A more exhaustive abstracting of relevant projects is included as an annex in this report with independent assessments for the convenience of the reader. It is recommended that the Mission commission a comprehensive review and critical synthesis of these projects for the benefit of the Mission and its Egyptian counterparts. The economic impacts of the efforts are significant and should be highlighted and quantified for the US taxpayer and Congress.
The scoping mission team makes a case for: (a) organizational and management support to active and efficient associations; (b) a strong follow-up focus on information and communication technology (ICT) to reach active advisory service providers and even farmers with the latest ICT technologies, and (c) a certified advisor program that gives the above information brokers the credentials they need to reliably differentiate their skill set from that of a normal consultant.

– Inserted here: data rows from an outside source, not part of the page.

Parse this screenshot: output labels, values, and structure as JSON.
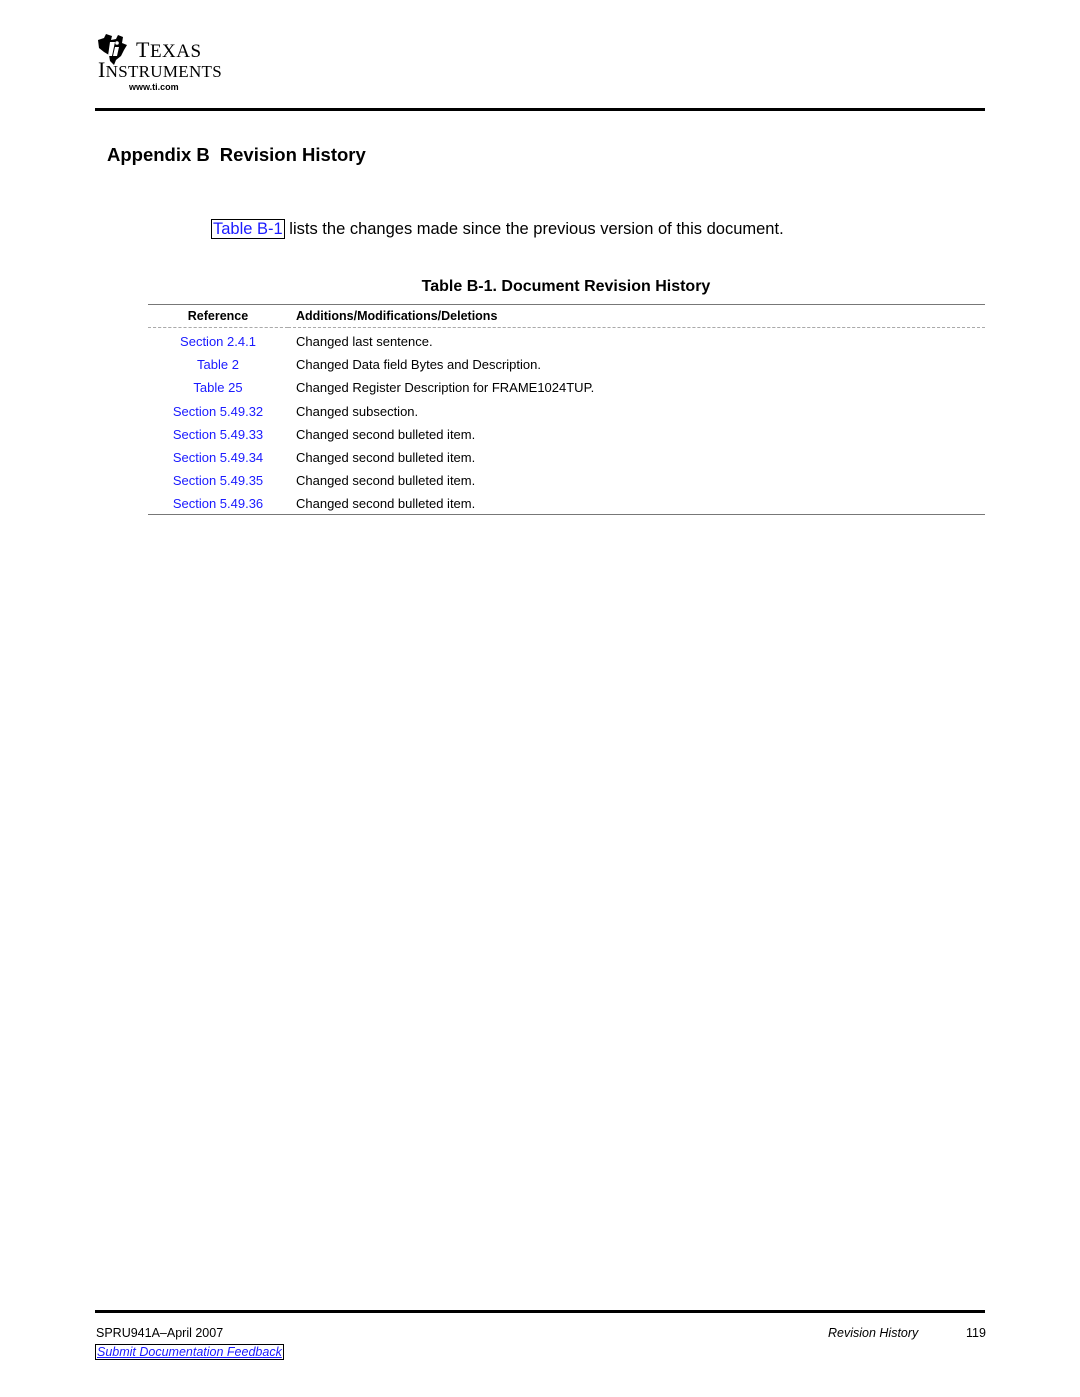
{
  "header": {
    "logo": {
      "icon": "ti-texas-logo-icon",
      "line1_cap": "T",
      "line1_rest": "EXAS",
      "line2_cap": "I",
      "line2_rest": "NSTRUMENTS",
      "url": "www.ti.com"
    }
  },
  "appendix": {
    "label": "Appendix B",
    "title": "Revision History"
  },
  "intro": {
    "xref": "Table B-1",
    "text": " lists the changes made since the previous version of this document."
  },
  "table": {
    "caption": "Table B-1. Document Revision History",
    "columns": [
      "Reference",
      "Additions/Modifications/Deletions"
    ],
    "rows": [
      {
        "reference": "Section 2.4.1",
        "change": "Changed last sentence."
      },
      {
        "reference": "Table 2",
        "change": "Changed Data field Bytes and Description."
      },
      {
        "reference": "Table 25",
        "change": "Changed Register Description for FRAME1024TUP."
      },
      {
        "reference": "Section 5.49.32",
        "change": "Changed subsection."
      },
      {
        "reference": "Section 5.49.33",
        "change": "Changed second bulleted item."
      },
      {
        "reference": "Section 5.49.34",
        "change": "Changed second bulleted item."
      },
      {
        "reference": "Section 5.49.35",
        "change": "Changed second bulleted item."
      },
      {
        "reference": "Section 5.49.36",
        "change": "Changed second bulleted item."
      }
    ]
  },
  "footer": {
    "doc_id": "SPRU941A–April 2007",
    "feedback_link": "Submit Documentation Feedback",
    "section": "Revision History",
    "page_number": "119"
  },
  "colors": {
    "link": "#1a1aff",
    "text": "#000000"
  }
}
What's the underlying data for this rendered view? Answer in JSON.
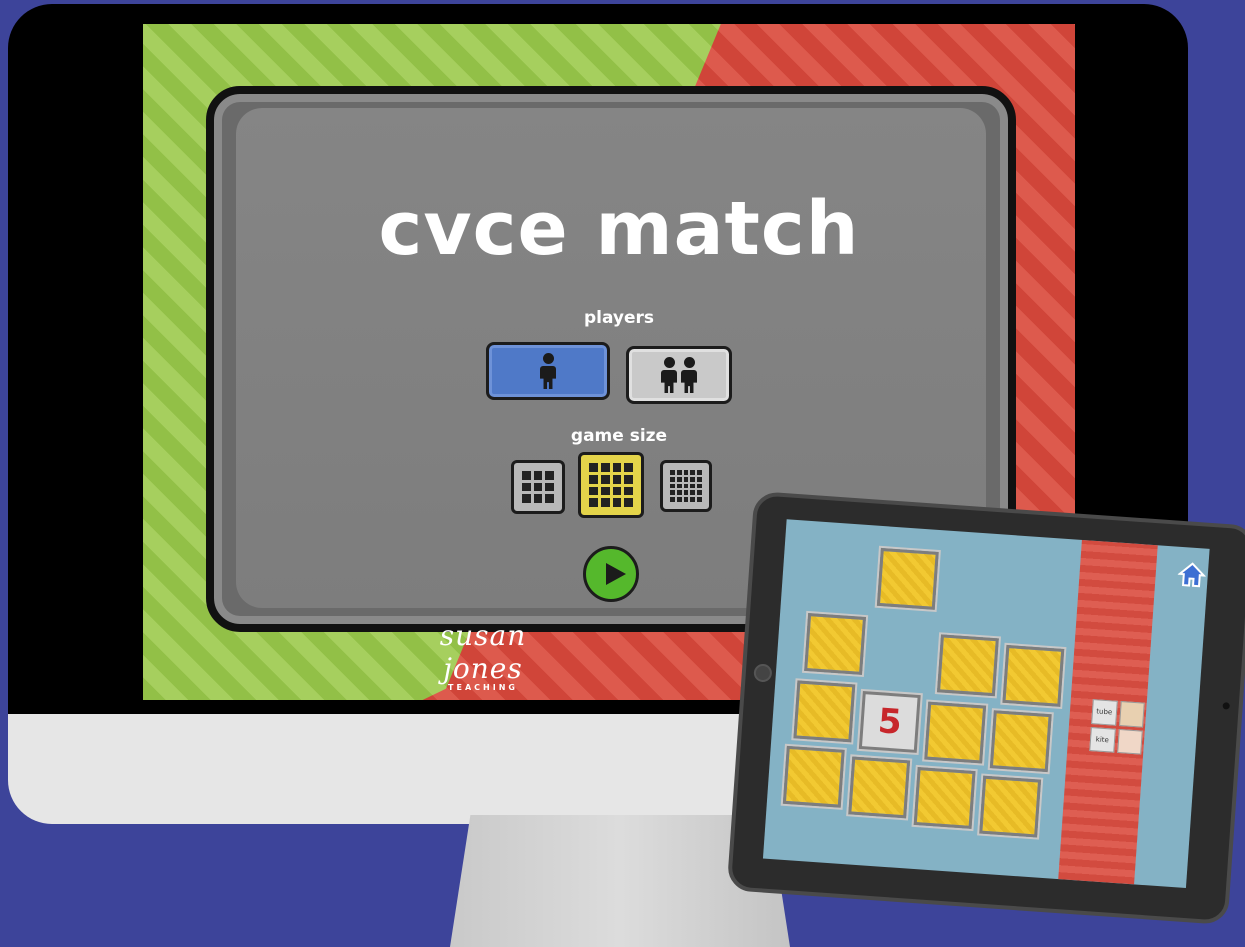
{
  "game": {
    "title": "cvce match",
    "players_label": "players",
    "game_size_label": "game size",
    "players_selected": "one",
    "size_selected": "medium"
  },
  "brand": {
    "name": "susan jones",
    "sub": "TEACHING"
  },
  "tablet": {
    "revealed_card_value": "5",
    "side_words": [
      "tube",
      "kite"
    ]
  },
  "colors": {
    "background": "#3d449a",
    "green_stripe": "#92c047",
    "red_stripe": "#d04539",
    "player_selected": "#4f79c8",
    "size_selected": "#e4d44a",
    "play": "#55b82c",
    "card": "#f2c932"
  },
  "icons": [
    "person-icon",
    "grid-icon",
    "play-icon",
    "home-icon"
  ]
}
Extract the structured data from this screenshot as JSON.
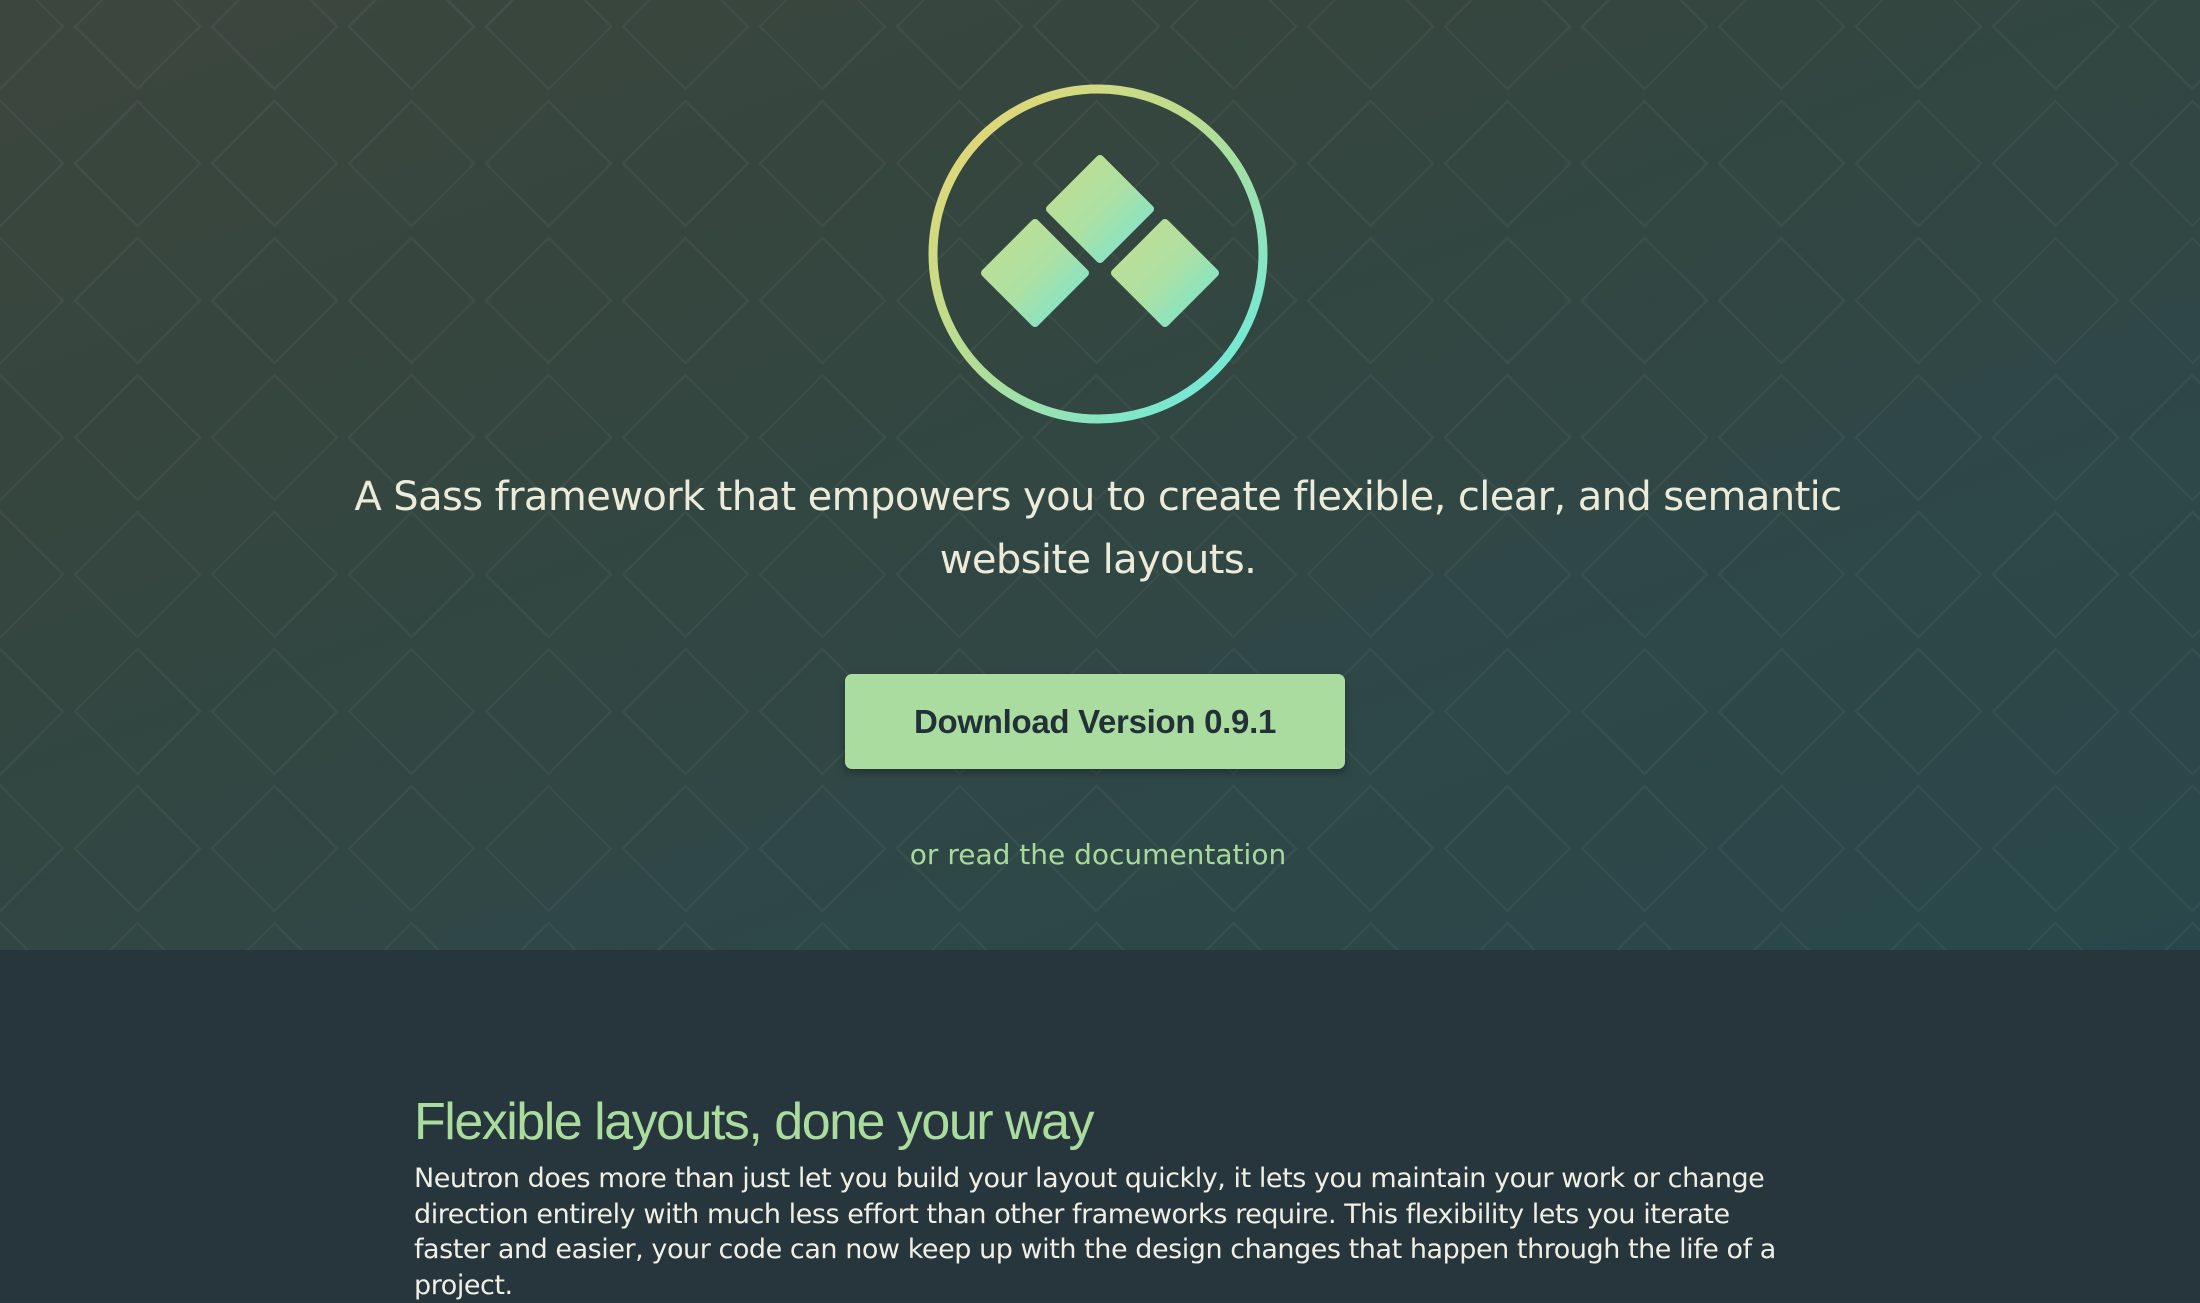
{
  "colors": {
    "hero_background_start": "#3b463e",
    "hero_background_end": "#29474b",
    "section_background": "#27363d",
    "accent_green": "#abdc9f",
    "accent_teal": "#6ee8de",
    "accent_yellow": "#e7d77a",
    "text_light": "#ecebd9",
    "button_text": "#223138"
  },
  "hero": {
    "logo_icon": "neutron-logo-icon",
    "tagline": "A Sass framework that empowers you to create flexible, clear, and semantic website layouts.",
    "download_button_label": "Download Version 0.9.1",
    "docs_link_label": "or read the documentation"
  },
  "features": {
    "title": "Flexible layouts, done your way",
    "body": "Neutron does more than just let you build your layout quickly, it lets you maintain your work or change direction entirely with much less effort than other frameworks require. This flexibility lets you iterate faster and easier, your code can now keep up with the design changes that happen through the life of a project."
  }
}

One final recommendation is to carefully coordinate the evaluation of proposals and selection of projects under the Economic Growth Annual Program Statement with the programming to be elaborated in the agriculture sector. The potential for tremendous positive synergy is great as many of the associations visited planned to submit one or more proposals.
The mission was authorized through the good offices of USAID/PSD in Cairo with the help from USAID/ME/TS in Washington, using two existing USAID projects – the Water and Livelihoods Initiative (WLI) and the Modernization of Extension and Advisory Services (MEAS) – to carry out the work.
The full report has been approved by USAID/EGYPT and has been submitted to the USAID Development Experience Clearing House, https://dec.usaid.gov/dec/home/Default.aspx